“That’s my fiancée,” Owen said, looking dreamy. “She’s so kind.”
Helen shouldered past her sister, knocking her with the oversized basket perching on her arm. “Excuse me, Julie! I’ll see you later!”
“Be careful! You’re a menace with that basket!” Julie scolded. Not that Helen was listening, of course.
Julie stood in the doorway, with her son balanced on her hip, and watched Helen walk away. She was hand-in-hand with Owen, who was looking down adoringly as Helen chattered. She was telling some long and involved story, and Owen looked as though he’d never heard anything half so interesting. They loved each other so much. It was the sort of love that Julie had always dreamt of her sister finding one day.
She’d never dreamt that she’d find it for herself, though. Suddenly, Julie’s eyes were welling up with tears. She laughed at herself, sniffling.
“Everything alright?” Sonny murmured, appearing at the door behind her. He’d washed and dressed but hadn’t yet shaved. He smiled down at Benji, who squealed with joy to see his father. Sonny scooped Benji out of Julie’s arms, holding him close for a hug and kiss.
“Yes, yes, I’m fine. I’m just thinking how Helen is going to get married and leave, and I’m going to be heartbroken. We were always inseparable, me and Helen. I’ll miss her, but now she’s fallen in love, she won’t spare a thought for her old sister.”

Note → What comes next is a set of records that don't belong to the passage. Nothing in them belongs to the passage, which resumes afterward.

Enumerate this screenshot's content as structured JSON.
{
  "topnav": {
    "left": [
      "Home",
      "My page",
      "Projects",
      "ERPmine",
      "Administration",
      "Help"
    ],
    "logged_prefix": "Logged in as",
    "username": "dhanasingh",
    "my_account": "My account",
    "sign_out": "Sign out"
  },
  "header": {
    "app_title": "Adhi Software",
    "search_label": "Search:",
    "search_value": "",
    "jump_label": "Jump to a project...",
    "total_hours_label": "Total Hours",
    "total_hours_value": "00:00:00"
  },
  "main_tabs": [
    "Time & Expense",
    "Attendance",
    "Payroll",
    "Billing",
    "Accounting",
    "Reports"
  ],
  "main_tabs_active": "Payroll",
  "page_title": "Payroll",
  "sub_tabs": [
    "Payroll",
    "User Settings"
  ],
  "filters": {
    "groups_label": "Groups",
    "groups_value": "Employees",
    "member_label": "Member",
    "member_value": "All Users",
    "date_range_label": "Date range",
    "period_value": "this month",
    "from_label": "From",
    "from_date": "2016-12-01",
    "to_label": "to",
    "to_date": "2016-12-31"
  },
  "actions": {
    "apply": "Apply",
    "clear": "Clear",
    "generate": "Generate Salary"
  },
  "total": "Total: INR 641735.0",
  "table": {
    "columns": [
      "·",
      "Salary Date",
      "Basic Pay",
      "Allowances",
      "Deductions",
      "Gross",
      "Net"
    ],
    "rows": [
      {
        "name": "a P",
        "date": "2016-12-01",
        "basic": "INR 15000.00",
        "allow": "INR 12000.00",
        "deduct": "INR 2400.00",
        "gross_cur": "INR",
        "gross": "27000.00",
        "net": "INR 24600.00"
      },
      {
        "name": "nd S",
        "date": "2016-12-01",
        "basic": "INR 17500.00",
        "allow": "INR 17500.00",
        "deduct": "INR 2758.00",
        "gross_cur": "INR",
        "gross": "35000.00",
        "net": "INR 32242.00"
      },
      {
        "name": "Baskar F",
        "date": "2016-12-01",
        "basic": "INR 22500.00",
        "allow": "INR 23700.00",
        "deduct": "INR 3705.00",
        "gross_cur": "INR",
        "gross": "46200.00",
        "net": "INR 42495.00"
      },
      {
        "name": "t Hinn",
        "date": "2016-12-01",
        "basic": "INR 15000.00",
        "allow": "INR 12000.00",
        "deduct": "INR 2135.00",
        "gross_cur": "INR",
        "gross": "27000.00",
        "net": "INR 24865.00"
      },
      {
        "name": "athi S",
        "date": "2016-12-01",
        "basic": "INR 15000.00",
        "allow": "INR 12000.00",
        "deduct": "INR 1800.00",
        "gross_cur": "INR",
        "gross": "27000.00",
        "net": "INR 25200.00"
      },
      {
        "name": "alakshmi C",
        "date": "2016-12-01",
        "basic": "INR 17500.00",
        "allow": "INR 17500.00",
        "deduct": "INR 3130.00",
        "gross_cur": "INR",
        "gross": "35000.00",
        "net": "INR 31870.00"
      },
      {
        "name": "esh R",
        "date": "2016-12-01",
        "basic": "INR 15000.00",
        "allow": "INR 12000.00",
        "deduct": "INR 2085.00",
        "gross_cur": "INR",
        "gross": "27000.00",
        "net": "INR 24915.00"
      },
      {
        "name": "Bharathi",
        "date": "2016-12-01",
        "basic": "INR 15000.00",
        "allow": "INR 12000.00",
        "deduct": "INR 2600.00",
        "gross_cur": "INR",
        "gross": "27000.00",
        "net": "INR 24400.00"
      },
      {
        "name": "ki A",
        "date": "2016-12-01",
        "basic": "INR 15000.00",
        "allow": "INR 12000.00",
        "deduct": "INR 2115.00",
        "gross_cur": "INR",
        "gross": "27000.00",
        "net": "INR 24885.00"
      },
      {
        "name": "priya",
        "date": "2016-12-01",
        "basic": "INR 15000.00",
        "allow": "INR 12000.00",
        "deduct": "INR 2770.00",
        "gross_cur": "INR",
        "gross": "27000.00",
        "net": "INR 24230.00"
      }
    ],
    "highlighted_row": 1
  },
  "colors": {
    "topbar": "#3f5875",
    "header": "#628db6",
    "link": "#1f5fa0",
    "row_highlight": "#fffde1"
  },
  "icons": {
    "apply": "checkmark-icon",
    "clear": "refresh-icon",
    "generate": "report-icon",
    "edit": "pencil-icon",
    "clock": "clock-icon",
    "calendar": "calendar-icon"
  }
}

Sonny tilted his head, looking thoughtfully at Julie. “Well, it’s not as if she won’t love you anymore. Love takes many forms, and romantic love is just one of them.”
“Oh, I know, I know, I’m just finding it hard to let her go. I’m almost grieving, can you believe it? Isn’t that ridiculous?”
Sonny used his free arm to pull Julie close, pressing a kiss to the top of her head. “I don’t think it’s ridiculous. And I don’t think you two are going to grow apart, or start living separate lives, or anything like that. This is a new chapter, not the end of the book.”
Julie tilted back her head, looking up at him thoughtfully. “A new chapter, not the end of the book. I like that. That’s a good image.”
“Yes, I thought so. Well, since Helen won’t be here much longer to make us delicious food for breakfast and settle down our offspring, perhaps we should make the most of it, eh?” Sonny said, grinning down at Julie. “This food smells delicious. Let’s tuck in before it gets cold.”
Julie smiled. “You don’t have to tell me twice.”
Sonny bent down and kissed her, despite the awkward angle and Benji tugging strongly on his ear.
“I love you, Julie,” Sonny whispered softly.
And just like that, the ache in her heart that had been there since Helen announced she was getting married was soothed, and Julie smiled affectionately up at her husband.
How on earth was I so lucky? she thought.
“I love you too, Sonny,” Julie said aloud. “I have to say, I can’t wait for our new chapter.”